The course assumes knowledge of contract, property and legal history. The subject reinforces and deepens understanding of doctrines referred to in other courses such as Contract, Property, Corporations Law, Restitution Law and Family Law.
Tuition fees are for the academic year indicated at the top of the page.
Commonwealth Support (CSP) Students
If you have been offered a Commonwealth supported place, your fees are set by the Australian Government for each course. At ANU 1 EFTSL is 48 units (normally 8 x 6-unit courses). More information about your student contribution amount for each course at Fees.
- Student Contribution Band:
- Unit value:
- 6 units
If you are a domestic graduate coursework student with a Domestic Tuition Fee (DTF) place or international student you will be required to pay course tuition fees (see below). Course tuition fees are indexed annually. Further information for domestic and international students about tuition and other fees can be found at Fees.
Where there is a unit range displayed for this course, not all unit options below may be available.
Offerings, Dates and Class Summary Links
ANU utilises MyTimetable to enable students to view the timetable for their enrolled courses, browse, then self-allocate to small teaching activities / tutorials so they can better plan their time.
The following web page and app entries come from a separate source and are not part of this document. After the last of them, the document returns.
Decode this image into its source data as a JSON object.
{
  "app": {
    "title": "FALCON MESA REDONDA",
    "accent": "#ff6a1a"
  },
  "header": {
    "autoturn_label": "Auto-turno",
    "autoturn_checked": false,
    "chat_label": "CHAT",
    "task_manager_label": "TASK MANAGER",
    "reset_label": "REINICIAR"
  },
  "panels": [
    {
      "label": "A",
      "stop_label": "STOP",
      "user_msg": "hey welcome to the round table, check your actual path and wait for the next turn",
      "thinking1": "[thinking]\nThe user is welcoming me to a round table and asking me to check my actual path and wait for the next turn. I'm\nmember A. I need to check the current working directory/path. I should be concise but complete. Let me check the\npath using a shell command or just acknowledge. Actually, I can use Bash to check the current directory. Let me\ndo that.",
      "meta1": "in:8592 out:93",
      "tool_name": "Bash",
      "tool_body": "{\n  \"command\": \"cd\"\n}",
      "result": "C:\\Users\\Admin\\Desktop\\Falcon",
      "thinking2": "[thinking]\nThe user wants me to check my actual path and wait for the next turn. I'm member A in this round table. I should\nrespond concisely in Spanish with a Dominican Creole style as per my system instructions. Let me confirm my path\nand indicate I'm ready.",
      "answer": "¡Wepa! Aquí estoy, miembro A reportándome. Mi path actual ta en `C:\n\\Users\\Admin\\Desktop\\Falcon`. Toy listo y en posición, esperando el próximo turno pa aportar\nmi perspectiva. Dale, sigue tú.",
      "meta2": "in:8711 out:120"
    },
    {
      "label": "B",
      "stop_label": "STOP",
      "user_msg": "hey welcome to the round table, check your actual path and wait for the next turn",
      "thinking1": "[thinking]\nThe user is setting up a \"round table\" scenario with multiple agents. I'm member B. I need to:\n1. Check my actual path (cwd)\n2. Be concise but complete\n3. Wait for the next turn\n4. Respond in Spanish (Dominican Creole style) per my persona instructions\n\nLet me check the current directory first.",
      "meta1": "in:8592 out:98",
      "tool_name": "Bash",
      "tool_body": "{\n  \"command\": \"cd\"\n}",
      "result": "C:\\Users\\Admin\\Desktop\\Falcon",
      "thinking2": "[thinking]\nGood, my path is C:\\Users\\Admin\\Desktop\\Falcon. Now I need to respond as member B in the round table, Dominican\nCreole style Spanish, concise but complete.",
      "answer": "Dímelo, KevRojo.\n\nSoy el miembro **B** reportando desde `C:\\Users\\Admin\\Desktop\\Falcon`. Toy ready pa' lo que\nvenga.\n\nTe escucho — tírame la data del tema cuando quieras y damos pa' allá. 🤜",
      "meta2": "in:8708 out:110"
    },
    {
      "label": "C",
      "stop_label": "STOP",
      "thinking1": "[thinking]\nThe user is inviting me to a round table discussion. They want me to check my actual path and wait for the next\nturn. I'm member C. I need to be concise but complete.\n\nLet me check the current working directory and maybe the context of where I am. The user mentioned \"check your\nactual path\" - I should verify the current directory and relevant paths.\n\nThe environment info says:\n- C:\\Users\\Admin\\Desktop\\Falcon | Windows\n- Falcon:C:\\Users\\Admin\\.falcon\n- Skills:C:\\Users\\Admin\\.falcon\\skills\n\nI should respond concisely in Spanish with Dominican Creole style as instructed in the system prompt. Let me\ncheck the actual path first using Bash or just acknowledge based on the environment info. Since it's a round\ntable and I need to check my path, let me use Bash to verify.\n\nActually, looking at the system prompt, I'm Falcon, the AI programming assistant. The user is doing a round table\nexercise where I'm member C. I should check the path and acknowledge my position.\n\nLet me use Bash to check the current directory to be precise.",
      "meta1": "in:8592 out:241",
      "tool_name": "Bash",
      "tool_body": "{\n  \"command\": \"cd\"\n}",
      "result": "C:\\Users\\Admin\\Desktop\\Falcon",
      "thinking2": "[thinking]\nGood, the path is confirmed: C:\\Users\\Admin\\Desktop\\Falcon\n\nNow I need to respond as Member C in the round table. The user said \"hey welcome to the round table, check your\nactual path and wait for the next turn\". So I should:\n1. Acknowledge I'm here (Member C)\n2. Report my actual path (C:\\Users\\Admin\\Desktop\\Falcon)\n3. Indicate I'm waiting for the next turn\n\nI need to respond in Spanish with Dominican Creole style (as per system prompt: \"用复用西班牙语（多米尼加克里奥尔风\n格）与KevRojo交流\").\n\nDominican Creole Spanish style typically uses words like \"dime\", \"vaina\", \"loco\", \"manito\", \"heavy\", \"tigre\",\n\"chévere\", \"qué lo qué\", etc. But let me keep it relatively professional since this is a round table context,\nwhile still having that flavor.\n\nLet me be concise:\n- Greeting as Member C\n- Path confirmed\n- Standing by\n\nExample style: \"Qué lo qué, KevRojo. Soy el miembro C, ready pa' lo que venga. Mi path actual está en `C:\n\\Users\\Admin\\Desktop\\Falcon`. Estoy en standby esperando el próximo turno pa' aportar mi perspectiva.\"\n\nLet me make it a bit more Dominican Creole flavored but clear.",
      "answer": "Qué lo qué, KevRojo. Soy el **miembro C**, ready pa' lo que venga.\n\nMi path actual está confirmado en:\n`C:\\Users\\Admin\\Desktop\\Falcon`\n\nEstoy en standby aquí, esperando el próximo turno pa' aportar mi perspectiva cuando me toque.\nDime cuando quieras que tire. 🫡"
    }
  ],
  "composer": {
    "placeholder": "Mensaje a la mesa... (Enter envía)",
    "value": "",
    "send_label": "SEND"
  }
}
Find out more on the Timetable webpage.
Class summaries, if available, can be accessed by clicking on the View link for the relevant class number.
|Class start date
|Last day to enrol
|Class end date
|Mode Of Delivery
|22 Jul 2024
|29 Jul 2024
|31 Aug 2024
|25 Oct 2024